TASK ITEM » Read through the listing below and copy each line in which the word "Motor" occurs.

*** Opening SUPPLIED RECORDS ***

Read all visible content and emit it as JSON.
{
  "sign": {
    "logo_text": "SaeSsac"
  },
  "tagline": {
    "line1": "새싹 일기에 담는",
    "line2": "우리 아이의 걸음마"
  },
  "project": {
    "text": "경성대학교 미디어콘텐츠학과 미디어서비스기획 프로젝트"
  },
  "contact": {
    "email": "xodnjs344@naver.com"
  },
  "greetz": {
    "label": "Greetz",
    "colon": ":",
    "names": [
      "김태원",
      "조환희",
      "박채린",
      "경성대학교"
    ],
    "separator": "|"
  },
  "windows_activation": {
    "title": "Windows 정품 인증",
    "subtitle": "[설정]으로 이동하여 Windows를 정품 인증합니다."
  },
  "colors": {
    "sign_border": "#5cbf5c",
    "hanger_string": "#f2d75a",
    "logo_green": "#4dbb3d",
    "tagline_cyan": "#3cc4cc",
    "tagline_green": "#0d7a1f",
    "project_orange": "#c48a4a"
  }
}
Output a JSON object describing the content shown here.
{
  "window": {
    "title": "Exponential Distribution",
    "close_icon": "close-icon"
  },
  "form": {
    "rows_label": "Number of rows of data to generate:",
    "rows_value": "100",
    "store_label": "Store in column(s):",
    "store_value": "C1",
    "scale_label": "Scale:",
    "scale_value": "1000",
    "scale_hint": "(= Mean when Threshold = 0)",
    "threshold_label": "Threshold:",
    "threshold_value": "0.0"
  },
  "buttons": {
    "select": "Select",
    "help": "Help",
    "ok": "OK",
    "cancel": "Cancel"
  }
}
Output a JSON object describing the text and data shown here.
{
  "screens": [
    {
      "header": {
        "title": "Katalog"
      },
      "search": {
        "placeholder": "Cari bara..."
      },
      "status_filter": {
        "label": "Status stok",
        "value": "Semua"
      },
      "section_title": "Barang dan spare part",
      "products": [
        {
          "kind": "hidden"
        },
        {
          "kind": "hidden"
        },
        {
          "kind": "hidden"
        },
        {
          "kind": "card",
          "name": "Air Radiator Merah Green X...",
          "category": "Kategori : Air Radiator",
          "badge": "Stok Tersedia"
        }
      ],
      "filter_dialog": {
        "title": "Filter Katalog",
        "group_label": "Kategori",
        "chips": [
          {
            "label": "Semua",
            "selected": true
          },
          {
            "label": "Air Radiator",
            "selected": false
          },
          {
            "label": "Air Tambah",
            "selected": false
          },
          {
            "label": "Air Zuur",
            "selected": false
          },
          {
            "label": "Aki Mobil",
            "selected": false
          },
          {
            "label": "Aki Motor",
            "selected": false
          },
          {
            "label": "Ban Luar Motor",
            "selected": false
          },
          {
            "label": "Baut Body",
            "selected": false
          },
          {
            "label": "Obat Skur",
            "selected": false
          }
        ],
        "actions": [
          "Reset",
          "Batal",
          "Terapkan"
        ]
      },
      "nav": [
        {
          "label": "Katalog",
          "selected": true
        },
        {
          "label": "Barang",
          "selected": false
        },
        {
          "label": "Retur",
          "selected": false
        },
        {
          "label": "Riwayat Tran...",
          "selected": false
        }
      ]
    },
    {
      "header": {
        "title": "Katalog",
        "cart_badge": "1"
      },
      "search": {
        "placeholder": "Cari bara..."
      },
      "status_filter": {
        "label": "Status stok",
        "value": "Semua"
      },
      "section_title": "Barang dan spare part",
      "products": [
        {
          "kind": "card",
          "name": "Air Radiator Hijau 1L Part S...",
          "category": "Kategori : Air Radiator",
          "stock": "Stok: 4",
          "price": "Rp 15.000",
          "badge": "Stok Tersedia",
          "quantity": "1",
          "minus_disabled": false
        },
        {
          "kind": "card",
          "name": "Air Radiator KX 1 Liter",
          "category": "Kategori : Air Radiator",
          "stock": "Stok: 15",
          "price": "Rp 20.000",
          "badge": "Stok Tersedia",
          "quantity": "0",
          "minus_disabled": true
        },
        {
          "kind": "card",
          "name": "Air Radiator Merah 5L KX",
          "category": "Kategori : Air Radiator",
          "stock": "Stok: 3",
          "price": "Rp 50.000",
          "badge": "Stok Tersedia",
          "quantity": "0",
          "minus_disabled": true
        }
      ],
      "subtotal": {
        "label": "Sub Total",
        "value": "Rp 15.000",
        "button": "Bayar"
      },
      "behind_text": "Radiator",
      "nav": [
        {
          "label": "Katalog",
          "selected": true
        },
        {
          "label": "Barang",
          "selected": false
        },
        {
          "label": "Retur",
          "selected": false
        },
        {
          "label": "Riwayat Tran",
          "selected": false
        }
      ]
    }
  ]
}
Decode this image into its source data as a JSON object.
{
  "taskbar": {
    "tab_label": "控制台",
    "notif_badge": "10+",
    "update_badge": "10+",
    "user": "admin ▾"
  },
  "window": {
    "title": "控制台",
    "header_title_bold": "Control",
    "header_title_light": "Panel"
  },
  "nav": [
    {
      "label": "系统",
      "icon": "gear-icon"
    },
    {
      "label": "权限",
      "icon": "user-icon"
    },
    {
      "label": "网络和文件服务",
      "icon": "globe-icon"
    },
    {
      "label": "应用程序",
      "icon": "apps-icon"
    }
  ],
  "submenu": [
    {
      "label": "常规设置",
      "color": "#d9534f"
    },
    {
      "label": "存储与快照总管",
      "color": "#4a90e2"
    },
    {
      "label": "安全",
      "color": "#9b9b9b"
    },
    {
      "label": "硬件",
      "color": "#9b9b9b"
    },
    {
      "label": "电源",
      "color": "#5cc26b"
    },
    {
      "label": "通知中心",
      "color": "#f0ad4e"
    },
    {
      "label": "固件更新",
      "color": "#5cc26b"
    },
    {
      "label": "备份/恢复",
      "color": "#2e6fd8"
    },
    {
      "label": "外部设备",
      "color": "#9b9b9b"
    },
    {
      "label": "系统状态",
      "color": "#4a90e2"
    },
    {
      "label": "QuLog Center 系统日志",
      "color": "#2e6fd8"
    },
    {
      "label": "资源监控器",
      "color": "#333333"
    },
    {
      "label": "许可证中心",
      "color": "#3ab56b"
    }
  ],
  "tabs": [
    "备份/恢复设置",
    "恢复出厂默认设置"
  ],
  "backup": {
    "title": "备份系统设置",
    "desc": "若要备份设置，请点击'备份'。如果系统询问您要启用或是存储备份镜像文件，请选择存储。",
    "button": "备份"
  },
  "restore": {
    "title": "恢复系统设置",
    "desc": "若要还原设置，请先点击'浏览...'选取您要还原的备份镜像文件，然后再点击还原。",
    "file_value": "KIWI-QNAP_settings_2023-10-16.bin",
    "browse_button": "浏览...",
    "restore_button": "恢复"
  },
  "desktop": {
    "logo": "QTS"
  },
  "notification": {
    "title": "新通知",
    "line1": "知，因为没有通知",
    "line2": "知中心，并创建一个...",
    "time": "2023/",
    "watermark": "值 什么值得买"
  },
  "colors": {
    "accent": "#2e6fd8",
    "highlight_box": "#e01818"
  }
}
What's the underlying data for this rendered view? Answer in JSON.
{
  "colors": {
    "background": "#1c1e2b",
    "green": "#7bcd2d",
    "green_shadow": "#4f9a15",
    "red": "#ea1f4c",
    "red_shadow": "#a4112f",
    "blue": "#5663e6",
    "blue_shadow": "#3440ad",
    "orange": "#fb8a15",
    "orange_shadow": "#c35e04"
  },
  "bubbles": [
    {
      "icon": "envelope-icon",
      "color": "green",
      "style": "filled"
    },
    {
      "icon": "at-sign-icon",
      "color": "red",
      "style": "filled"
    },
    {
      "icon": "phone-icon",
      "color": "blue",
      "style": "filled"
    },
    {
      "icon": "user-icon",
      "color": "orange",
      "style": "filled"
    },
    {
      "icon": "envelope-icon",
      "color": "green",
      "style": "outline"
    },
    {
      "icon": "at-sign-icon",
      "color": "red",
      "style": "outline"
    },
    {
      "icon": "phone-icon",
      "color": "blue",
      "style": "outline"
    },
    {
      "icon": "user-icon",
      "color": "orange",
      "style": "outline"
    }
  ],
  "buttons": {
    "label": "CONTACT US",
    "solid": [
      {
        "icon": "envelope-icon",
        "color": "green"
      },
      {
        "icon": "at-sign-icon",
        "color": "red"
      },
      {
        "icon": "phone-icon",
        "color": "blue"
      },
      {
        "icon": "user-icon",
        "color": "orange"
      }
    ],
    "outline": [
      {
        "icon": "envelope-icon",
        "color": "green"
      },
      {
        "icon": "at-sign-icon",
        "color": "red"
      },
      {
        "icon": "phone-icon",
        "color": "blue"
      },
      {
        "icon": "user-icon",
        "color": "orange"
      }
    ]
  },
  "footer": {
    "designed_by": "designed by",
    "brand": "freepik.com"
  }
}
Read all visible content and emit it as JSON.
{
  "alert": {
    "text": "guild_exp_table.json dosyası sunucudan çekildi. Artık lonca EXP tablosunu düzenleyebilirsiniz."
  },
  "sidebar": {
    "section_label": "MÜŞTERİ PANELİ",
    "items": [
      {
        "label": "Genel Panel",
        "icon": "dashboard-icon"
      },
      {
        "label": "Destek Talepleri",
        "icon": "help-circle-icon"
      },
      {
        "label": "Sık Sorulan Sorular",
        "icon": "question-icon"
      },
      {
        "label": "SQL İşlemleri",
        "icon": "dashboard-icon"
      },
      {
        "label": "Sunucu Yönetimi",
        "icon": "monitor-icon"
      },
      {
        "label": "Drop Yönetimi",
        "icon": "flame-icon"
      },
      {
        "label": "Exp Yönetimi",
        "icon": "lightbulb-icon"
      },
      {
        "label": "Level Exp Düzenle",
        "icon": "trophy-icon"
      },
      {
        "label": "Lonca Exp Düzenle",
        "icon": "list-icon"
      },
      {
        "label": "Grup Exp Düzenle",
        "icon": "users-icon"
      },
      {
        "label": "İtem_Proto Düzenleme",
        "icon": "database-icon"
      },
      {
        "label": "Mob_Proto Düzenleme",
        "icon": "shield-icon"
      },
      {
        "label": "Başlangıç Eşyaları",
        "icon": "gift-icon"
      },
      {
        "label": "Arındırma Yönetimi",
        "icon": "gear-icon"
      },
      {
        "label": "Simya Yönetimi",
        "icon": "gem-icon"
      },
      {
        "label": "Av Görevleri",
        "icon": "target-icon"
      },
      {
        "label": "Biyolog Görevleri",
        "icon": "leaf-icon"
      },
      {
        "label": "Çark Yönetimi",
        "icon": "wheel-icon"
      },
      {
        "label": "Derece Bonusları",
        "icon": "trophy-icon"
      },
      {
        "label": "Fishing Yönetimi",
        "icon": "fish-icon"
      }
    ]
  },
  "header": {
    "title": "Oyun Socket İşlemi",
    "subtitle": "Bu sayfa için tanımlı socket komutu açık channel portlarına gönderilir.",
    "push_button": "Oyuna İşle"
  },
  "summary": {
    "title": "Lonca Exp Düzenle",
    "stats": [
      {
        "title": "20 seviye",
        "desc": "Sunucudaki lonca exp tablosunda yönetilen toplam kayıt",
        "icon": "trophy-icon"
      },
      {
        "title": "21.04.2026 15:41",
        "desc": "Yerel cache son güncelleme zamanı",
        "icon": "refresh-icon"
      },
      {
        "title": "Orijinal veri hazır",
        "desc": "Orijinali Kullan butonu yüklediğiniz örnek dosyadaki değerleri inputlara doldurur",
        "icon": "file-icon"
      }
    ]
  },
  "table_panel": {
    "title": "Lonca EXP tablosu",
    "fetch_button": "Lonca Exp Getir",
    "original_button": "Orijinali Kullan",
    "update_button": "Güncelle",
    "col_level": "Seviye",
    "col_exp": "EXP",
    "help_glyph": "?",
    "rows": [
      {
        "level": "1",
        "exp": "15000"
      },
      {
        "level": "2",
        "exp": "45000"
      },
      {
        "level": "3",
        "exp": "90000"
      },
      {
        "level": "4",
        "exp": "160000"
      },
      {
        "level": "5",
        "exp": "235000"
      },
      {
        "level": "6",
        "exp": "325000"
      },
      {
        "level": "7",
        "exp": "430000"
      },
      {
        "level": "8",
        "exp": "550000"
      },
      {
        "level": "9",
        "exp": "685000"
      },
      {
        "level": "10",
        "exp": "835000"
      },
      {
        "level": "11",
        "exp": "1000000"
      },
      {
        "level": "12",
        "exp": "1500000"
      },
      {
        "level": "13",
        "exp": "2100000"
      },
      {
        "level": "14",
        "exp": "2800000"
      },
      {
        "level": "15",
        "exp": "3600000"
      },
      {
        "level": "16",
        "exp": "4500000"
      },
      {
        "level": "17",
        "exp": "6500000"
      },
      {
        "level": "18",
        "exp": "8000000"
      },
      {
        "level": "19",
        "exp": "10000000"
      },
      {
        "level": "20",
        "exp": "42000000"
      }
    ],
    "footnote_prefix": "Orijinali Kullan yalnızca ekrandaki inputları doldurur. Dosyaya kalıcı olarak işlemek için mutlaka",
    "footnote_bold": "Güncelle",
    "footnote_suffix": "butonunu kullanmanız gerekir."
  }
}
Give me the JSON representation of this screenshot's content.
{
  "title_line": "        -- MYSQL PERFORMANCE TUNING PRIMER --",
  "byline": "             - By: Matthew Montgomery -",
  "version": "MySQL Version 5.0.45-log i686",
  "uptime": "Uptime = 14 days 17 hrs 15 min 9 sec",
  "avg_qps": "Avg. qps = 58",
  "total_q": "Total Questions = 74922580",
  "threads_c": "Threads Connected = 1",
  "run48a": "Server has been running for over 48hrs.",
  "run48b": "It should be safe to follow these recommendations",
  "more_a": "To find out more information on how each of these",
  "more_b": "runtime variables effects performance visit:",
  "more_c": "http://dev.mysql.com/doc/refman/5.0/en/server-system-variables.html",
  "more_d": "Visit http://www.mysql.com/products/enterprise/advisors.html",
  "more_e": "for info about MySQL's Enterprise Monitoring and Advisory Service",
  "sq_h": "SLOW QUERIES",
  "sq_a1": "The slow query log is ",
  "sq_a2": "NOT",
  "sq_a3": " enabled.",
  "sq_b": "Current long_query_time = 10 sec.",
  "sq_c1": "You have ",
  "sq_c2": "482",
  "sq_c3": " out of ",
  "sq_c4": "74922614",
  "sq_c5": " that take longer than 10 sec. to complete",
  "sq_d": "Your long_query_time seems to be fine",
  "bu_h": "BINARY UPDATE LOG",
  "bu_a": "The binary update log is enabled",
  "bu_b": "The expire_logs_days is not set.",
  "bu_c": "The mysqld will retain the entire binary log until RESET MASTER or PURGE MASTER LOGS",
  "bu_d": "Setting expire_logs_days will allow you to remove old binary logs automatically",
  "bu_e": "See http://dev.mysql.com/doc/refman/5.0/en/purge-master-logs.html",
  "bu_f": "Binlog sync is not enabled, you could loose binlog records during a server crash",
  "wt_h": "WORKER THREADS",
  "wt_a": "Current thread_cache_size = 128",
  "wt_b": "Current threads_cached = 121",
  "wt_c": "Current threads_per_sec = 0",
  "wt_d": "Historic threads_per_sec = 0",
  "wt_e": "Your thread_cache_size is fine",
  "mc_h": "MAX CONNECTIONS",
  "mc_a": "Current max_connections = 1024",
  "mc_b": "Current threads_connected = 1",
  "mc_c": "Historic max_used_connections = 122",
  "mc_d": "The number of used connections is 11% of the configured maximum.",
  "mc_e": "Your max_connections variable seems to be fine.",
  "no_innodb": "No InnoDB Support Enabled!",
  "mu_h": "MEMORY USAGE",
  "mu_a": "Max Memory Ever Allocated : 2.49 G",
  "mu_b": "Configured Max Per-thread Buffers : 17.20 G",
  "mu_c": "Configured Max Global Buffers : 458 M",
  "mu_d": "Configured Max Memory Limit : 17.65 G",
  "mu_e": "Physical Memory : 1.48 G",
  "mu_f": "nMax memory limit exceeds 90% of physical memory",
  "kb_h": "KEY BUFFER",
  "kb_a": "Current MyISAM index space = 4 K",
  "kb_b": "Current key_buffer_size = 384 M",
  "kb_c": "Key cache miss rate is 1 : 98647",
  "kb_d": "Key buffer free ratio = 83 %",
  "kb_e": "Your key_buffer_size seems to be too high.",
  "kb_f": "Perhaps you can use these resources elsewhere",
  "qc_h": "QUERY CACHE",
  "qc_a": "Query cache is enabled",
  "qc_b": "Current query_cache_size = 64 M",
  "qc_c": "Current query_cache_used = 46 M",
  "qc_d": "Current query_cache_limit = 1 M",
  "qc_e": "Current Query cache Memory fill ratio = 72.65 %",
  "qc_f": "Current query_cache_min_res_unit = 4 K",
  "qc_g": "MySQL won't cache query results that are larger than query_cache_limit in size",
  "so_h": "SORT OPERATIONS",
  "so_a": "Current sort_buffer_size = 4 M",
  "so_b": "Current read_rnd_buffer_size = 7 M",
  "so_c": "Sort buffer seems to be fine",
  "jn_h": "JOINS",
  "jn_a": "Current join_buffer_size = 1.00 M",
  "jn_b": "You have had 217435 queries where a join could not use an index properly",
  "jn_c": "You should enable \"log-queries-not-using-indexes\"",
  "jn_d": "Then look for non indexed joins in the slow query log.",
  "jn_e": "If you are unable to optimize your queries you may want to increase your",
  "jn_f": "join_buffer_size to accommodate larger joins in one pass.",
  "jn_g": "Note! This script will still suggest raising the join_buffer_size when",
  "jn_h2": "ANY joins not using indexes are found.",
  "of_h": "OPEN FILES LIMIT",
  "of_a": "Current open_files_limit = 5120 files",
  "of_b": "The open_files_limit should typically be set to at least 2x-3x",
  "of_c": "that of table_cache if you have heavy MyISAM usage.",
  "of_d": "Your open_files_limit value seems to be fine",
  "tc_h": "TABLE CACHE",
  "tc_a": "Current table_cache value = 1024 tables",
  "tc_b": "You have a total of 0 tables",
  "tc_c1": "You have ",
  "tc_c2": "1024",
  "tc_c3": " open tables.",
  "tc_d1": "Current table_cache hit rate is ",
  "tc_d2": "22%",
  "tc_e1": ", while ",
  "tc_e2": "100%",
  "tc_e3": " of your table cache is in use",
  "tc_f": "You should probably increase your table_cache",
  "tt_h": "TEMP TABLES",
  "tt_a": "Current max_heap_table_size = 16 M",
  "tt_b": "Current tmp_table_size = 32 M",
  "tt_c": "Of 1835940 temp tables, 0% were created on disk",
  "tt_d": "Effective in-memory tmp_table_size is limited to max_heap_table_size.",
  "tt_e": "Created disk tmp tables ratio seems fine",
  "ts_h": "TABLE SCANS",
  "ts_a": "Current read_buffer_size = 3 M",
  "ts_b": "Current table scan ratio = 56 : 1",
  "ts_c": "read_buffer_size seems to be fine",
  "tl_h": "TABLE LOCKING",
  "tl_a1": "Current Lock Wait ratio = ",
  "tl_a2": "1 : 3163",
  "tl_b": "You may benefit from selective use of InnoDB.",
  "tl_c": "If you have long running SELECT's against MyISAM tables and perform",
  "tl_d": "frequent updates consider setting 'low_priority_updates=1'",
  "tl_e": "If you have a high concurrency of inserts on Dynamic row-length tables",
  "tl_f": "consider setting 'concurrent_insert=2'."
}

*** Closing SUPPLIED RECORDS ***

ANSWER SECTION »
            "label": "Aki Motor",
            "label": "Ban Luar Motor",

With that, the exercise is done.